But I’m telling you it’s a good thing. For far too long, far too many people have been able to wander around thinking that racism is a problem of the past, and the election of the first black president sent a vocal segment of society into denial: “See! Racism is over. If they just work hard, black people can do anything!”* The Myth of Meritocracy reigns. Pollyanna rules! Of course anyone paying attention knows that it will take more than the a month of a black president and his perfect black family to rid the world of bigotry.

In fact, their presence in the White House is causing the opposite effect in certain corners of the country. I think of it as a kind of Racial Turrets Syndrome (RTS) that plagues those who have studiously avoided any genuine conversation (or confrontation) about race. The more they’ve been in denial, the more apt they are to release CDs like “Barack the Magic Negro.” The only way for this to be cured is for it to come out. Sunlight really is the best disinfectant. These outbursts force us to have conversations about difficult subjects and serve as indicators of how far we have, and haven’t, come since we elected Mr. Obama. It allows us to have an open, if sometimes messy, debate about a topic many of us would like to avoid.

The trick is to actually have the conversation. Those who “get it” don’t get to feel smug (because trust me, even if you “get” this, you’ve missed something else) and must learn to explain without preaching, to put ourselves in the shoes of the other person and explain our point of view without demonizing the person who is on the other side of the conversation. Those who find themselves criticized need to take a deep breath and open their minds to the idea that even good people make comments or gestures that are offensive.

The other reason this is a good thing is because it might finally help people learn how to apologize. The New York Post has shown us the wrong way:

It was meant to mock an ineptly written federal stimulus bill.

Period.

But it has been taken as something else — as a depiction of President Obama, as a thinly veiled expression of racism.

This most certainly was not its intent; to those who were offended by the image, we apologize.

In the first place, apologies should not be offered defiantly. Secondly, intent is a given in our culture; even those who intend to offend get to say they meant no offense. The New York Post should have simply said the piece was careless and did not recognize the power of such imagery and then apologized for being sloppy and, yes, racist. It happens, and the sooner the offenders own it and learn from it, the better off everyone will be.

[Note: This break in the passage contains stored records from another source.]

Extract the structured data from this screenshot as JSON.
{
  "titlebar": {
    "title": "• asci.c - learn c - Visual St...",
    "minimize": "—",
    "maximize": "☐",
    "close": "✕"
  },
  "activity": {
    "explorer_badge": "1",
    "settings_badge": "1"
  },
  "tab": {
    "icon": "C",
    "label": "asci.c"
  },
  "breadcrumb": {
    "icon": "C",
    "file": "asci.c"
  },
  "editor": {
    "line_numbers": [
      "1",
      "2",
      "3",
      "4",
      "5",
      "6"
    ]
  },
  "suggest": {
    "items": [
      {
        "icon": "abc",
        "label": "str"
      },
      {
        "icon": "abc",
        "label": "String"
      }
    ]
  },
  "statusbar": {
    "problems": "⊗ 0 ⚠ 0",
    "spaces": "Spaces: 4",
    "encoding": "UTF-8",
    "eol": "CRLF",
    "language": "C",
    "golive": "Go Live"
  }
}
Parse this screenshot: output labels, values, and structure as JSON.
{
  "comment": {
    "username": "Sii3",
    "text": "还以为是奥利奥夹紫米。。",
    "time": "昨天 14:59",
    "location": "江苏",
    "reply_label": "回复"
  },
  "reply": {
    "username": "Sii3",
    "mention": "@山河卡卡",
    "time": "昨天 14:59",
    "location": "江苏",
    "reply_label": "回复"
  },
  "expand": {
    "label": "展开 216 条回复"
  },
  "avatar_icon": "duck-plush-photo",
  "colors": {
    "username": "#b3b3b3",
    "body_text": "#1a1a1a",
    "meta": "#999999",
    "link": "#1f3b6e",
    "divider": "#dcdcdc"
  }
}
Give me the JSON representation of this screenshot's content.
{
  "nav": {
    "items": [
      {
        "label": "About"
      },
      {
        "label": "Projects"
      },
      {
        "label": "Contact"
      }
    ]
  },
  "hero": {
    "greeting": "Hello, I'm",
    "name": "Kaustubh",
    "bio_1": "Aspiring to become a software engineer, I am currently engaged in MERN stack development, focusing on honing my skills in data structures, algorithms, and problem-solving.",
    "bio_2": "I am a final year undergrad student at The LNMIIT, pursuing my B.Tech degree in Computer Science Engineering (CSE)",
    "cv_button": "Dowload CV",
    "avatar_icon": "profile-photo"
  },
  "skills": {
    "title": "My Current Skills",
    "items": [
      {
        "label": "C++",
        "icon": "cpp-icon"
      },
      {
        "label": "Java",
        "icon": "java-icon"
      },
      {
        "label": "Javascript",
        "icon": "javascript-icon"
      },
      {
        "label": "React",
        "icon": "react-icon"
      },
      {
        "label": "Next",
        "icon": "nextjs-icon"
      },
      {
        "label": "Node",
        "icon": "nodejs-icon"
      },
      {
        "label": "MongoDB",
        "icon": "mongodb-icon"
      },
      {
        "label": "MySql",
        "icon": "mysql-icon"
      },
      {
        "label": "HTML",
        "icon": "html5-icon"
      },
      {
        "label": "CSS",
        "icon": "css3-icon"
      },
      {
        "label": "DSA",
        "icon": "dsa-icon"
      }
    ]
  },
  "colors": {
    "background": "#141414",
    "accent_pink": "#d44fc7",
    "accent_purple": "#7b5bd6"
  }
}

Now just because a thing is called racist does not make it so. I actually felt very sorry for the poor cable anchor who used the term “Colored People” when talking about the NAACP. “Colored People” is dated, but the organization is called The National Association for the Advancement of Colored People!” He apologized, but he didn’t need to–at least that’s what I think. Maybe you think something different. Perhaps the NAACP should change its name. It’s a thing we can chat about. See how that works?

*It’s worth noting that some of the people making this claim are black people.